To wit, Spencer Bogart, head of research at Blockchain Capital, tweeted  that his contacts have told him that “we haven’t seen the worst yet.” He suggested that “the most conservative outcome” would be a blanket ban on peer-to-peer trading, which would still indirectly kill the Chinese mining industry since companies would not have an outlet to trade their BTC for fiat currency. If the government takes a more aggressive stance, however, he warned that China could seize mining facilities and equipment. He also conveyed rumors that some bitcoin exchange executives could face “extreme punishment” for investing customer funds without their consent.

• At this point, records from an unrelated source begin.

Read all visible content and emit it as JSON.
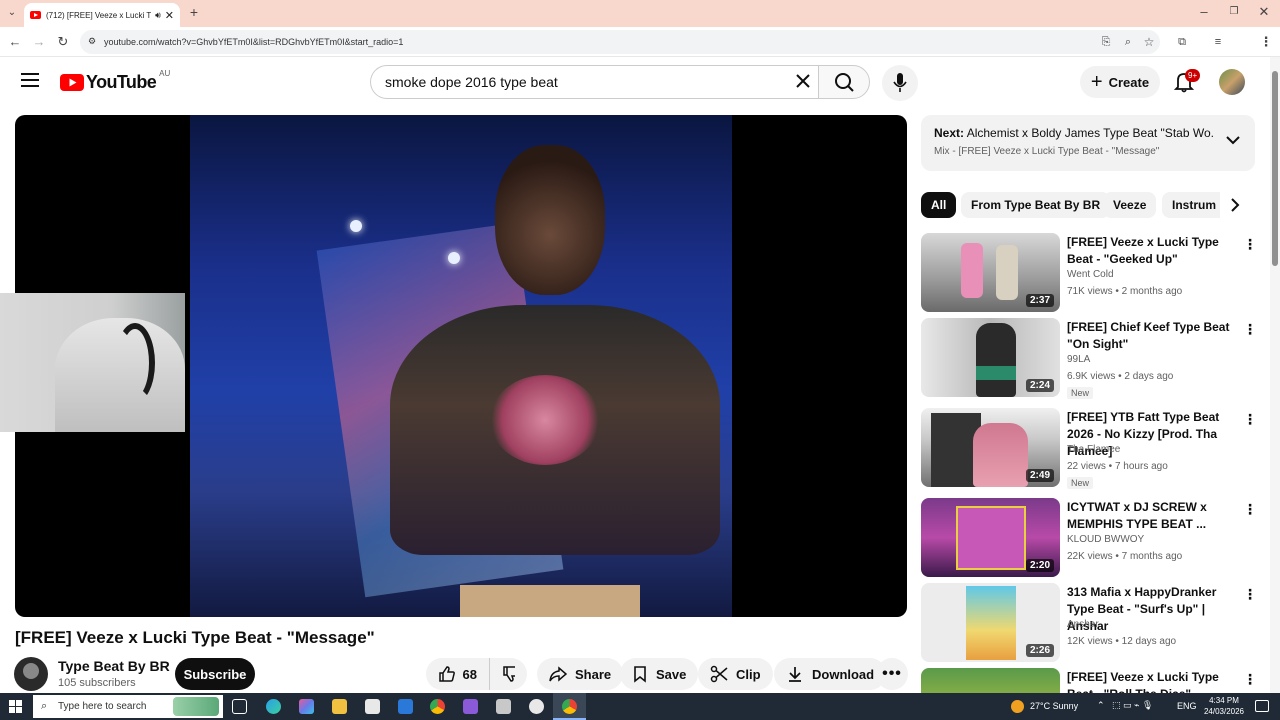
{
  "browser": {
    "tab_title": "(712) [FREE] Veeze x Lucki T",
    "new_tab_symbol": "+",
    "url": "youtube.com/watch?v=GhvbYfETm0I&list=RDGhvbYfETm0I&start_radio=1"
  },
  "header": {
    "logo_text": "YouTube",
    "region": "AU",
    "search_value": "smoke dope 2016 type beat",
    "create_label": "Create",
    "notification_count": "9+"
  },
  "video": {
    "title": "[FREE] Veeze x Lucki Type Beat - \"Message\"",
    "channel_name": "Type Beat By BR",
    "subscribers": "105 subscribers",
    "subscribe_label": "Subscribe",
    "like_count": "68",
    "share_label": "Share",
    "save_label": "Save",
    "clip_label": "Clip",
    "download_label": "Download"
  },
  "next_up": {
    "prefix": "Next:",
    "title": "Alchemist x Boldy James Type Beat \"Stab Wo...",
    "playlist": "Mix - [FREE] Veeze x Lucki Type Beat - \"Message\""
  },
  "chips": [
    "All",
    "From Type Beat By BR",
    "Veeze",
    "Instrum"
  ],
  "recommendations": [
    {
      "title": "[FREE] Veeze x Lucki Type Beat - \"Geeked Up\"",
      "channel": "Went Cold",
      "meta": "71K views • 2 months ago",
      "duration": "2:37",
      "badge": ""
    },
    {
      "title": "[FREE] Chief Keef Type Beat \"On Sight\"",
      "channel": "99LA",
      "meta": "6.9K views • 2 days ago",
      "duration": "2:24",
      "badge": "New"
    },
    {
      "title": "[FREE] YTB Fatt Type Beat 2026 - No Kizzy [Prod. Tha Flamee]",
      "channel": "Tha Flamee",
      "meta": "22 views • 7 hours ago",
      "duration": "2:49",
      "badge": "New"
    },
    {
      "title": "ICYTWAT x DJ SCREW x MEMPHIS TYPE BEAT ...",
      "channel": "KLOUD BWWOY",
      "meta": "22K views • 7 months ago",
      "duration": "2:20",
      "badge": ""
    },
    {
      "title": "313 Mafia x HappyDranker Type Beat - \"Surf's Up\" | Anshar",
      "channel": "Anshar",
      "meta": "12K views • 12 days ago",
      "duration": "2:26",
      "badge": ""
    },
    {
      "title": "[FREE] Veeze x Lucki Type Beat - \"Roll The Dice\"",
      "channel": "",
      "meta": "",
      "duration": "",
      "badge": ""
    }
  ],
  "taskbar": {
    "search_placeholder": "Type here to search",
    "weather": "27°C  Sunny",
    "language": "ENG",
    "time": "4:34 PM",
    "date": "24/03/2026"
  },
  "colors": {
    "youtube_red": "#ff0000",
    "tab_bar": "#f8d7cd",
    "taskbar": "#1f2a36"
  }
}
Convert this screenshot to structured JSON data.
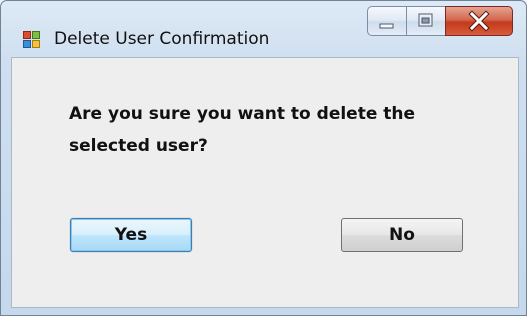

Bogart was careful to state that these reports are unconfirmed, but similar rumors have come from other sources, including the Wall Street Journal. Even more worrisome are comments from miners themselves. Wang Hongyi, an entrepreneur who is in the process of setting up a $1.5 million mining farm in China’s Gansu province, told the South China Morning Post (SCMP) he is concerned about being left without the ability to recover his investment if the ban does materialize:

If we start this business and the government says it’s illegal, then it will be impossible for us to recover our investment

ViaBTC Haipo Yang echoed those worries, telling the SCMP that he is “really concerned about administrative measures that the government might take to shut down mining.”

Fearing the coming storm, LedgerX developer Bryan Bishop warned Yang and his fellow bitcoin miners last week to “make immediate evacuation plans. Hire semi-trucks, load up the equipment, get out right now.”

Unfortunately, if the rumors are true, it might now be too late.

I am a full-time high school history teacher, but I moonlight as a lifestyle tech geek. I am particularly interested in privacy-based techs.